Continued in Part 4b
Mobile technology has accustomed individuals to convenience, scalable pricing, and instant access to communication and information. As such, mobile customers have less patience for waiting on hold, callbacks, or unnecessary transfers. They buy minute-based plans with wireless versus one-price unlimited landline calling.
Can Your CRM Evolve as Fast as Your Customers? (Part 3b)
Mobile technology has accustomed individuals to convenience, scalable pricing, and instant access to communication and information. As such, mobile customers have less patience for waiting on hold, callbacks, or unnecessary transfers. They buy minute-based plans with wireless versus one-price unlimited landline calling. They perceive their time as valuable and will not wait long on hold or for a sales team member to get back to them. They will become frustrated and go to a competitor who can supply them with information quicker. To deliver the fast, personalized service clients are demanding, call centers and customer service agents are now looking to their CRM systems to provide real-time access to a full spectrum of customer information.
For sales and service agents, delivering fast responses requires a streamlined, easy-to-use view into the customer data. CRM solutions with dynamic user interfaces can enable employees to find the information they need with minimal clicking-and-dragging. These user interfaces enable data to be personalized for each user, increasing productivity by showing only the information that is relevant for them. For salespeople on the road, access to this information must now also be mobile-friendly for use in wireless devices.
Continued in Part 4
CRM can help in the understanding of who the customers are and what they want. But traditional CRM often falls short in enabling the proactive decision-making skills that business leaders need to address the demands of their clients. Business managers need to be aware of, budget for, anticipate, and respond quickly and effectively to their customers’ needs.
Can Your CRM Evolve as Fast as Your Customers? (Part 3a)
That requires them to have more real-time data and analysis tools to help them decide the best contact methods to employ to improve service levels and satisfy customers. Yet many midsize businesses don’t realize that their three or four year old CRM system is probably holding them back. They still rely on traditional, nonintegrated customer management, sales tracking or marketing systems—applications that are insufficient to meet the demands of the changing customer. By taking into account the impact marketplace shifts will have on how businesses leverage their CRM systems, business leaders can better strategize for the future.
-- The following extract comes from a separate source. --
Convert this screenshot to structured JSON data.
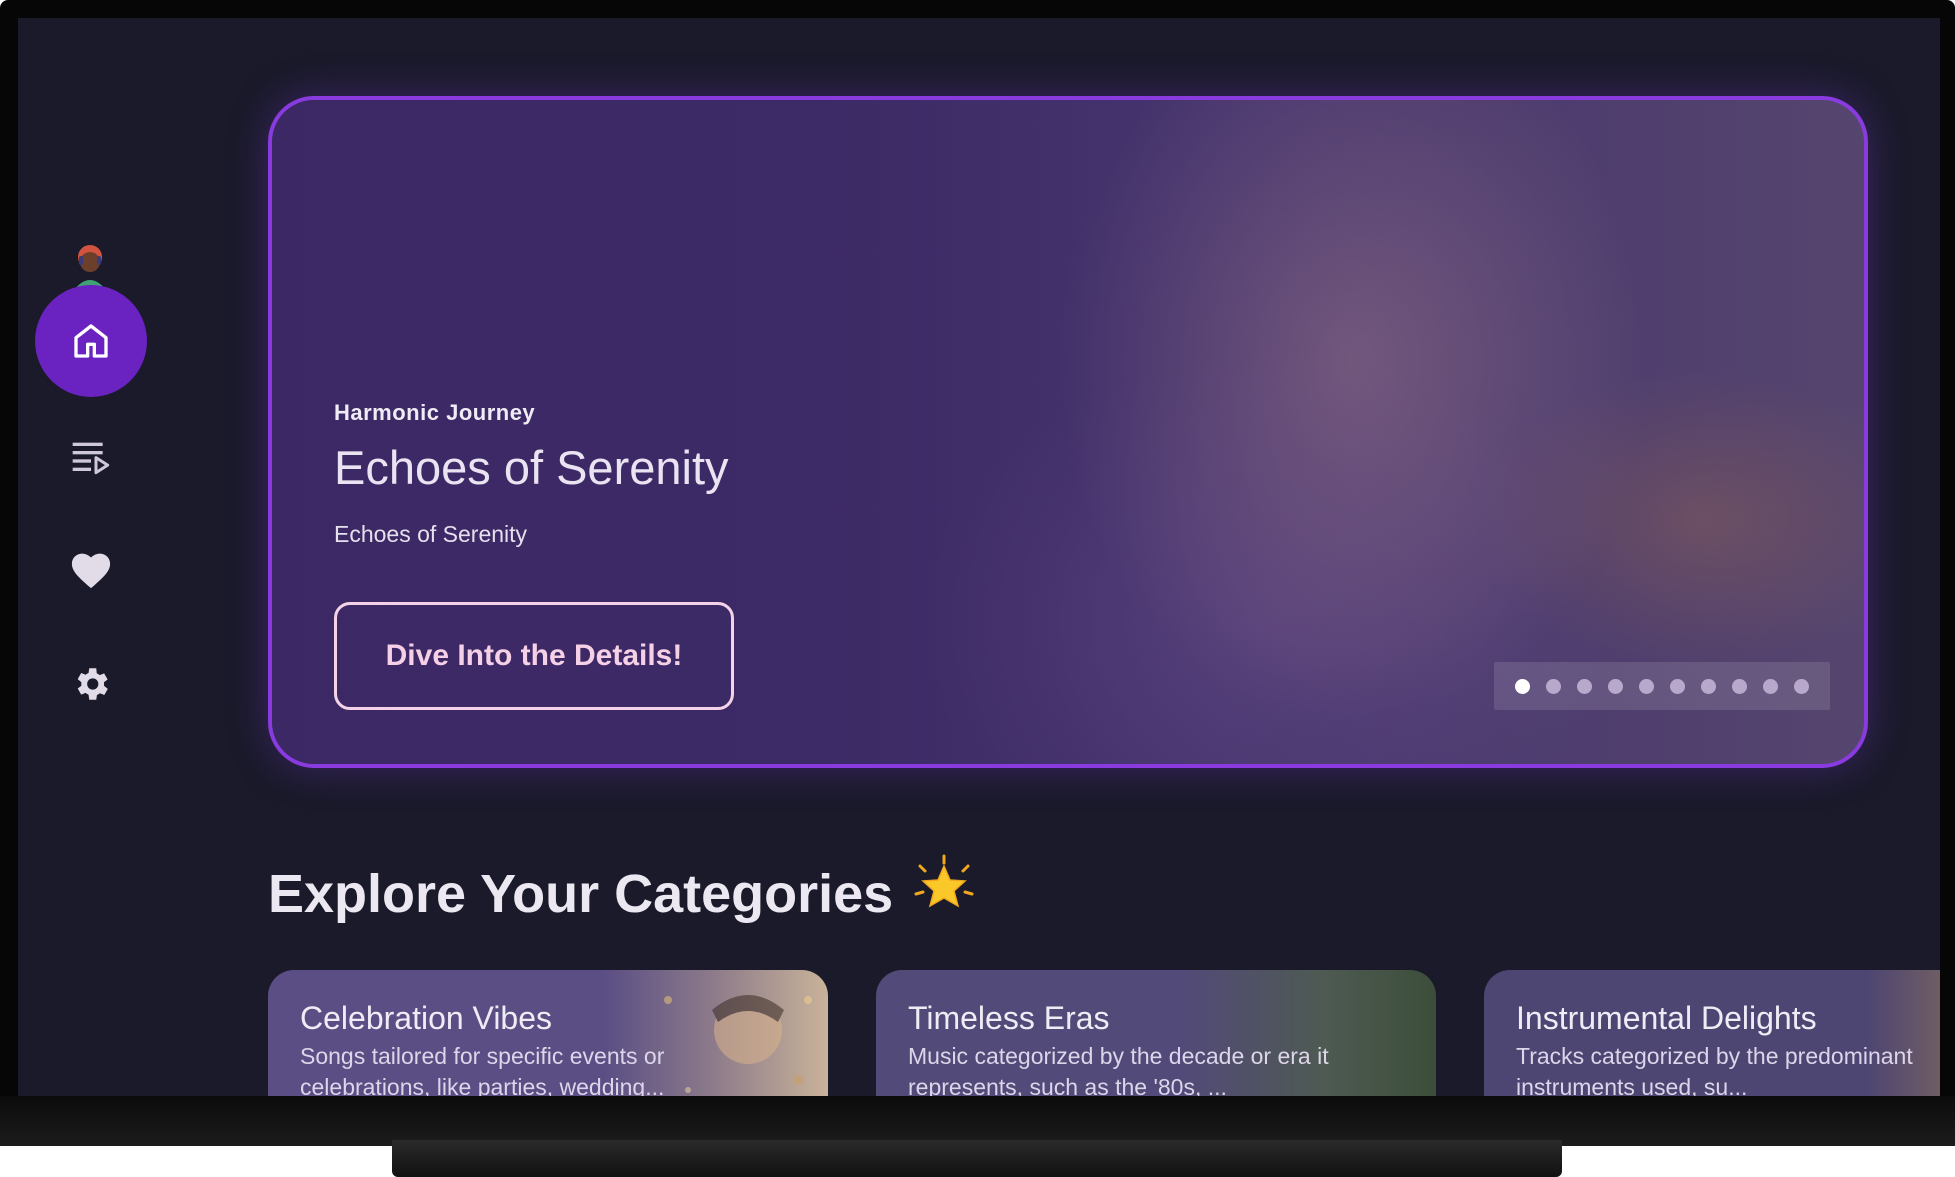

Certainly one of the mega trends rocking the world of CRM is the pervasive impact of mobile communications. The rise of practical, convenient and affordable mobile technology is changing how customers communicate with each other and with the businesses that serve them. Customers are employing wireless devices for voice and Internet access as supplements to, and increasingly as replacements for, landline telephones. More than one in four American homes are now wireless-only.
This pattern is becoming especially prevalent in the upcoming generation. Statistics Canada reported that half of all households occupied by 18 to 34 years old had cut or never had traditional phones in 2010: up from 34 percent in 2008. . For businesses, changes in telephone demography have made it more difficult to know whether a given customer is at home or at work, on a mobile phone or on a landline.
Continued in Part 3b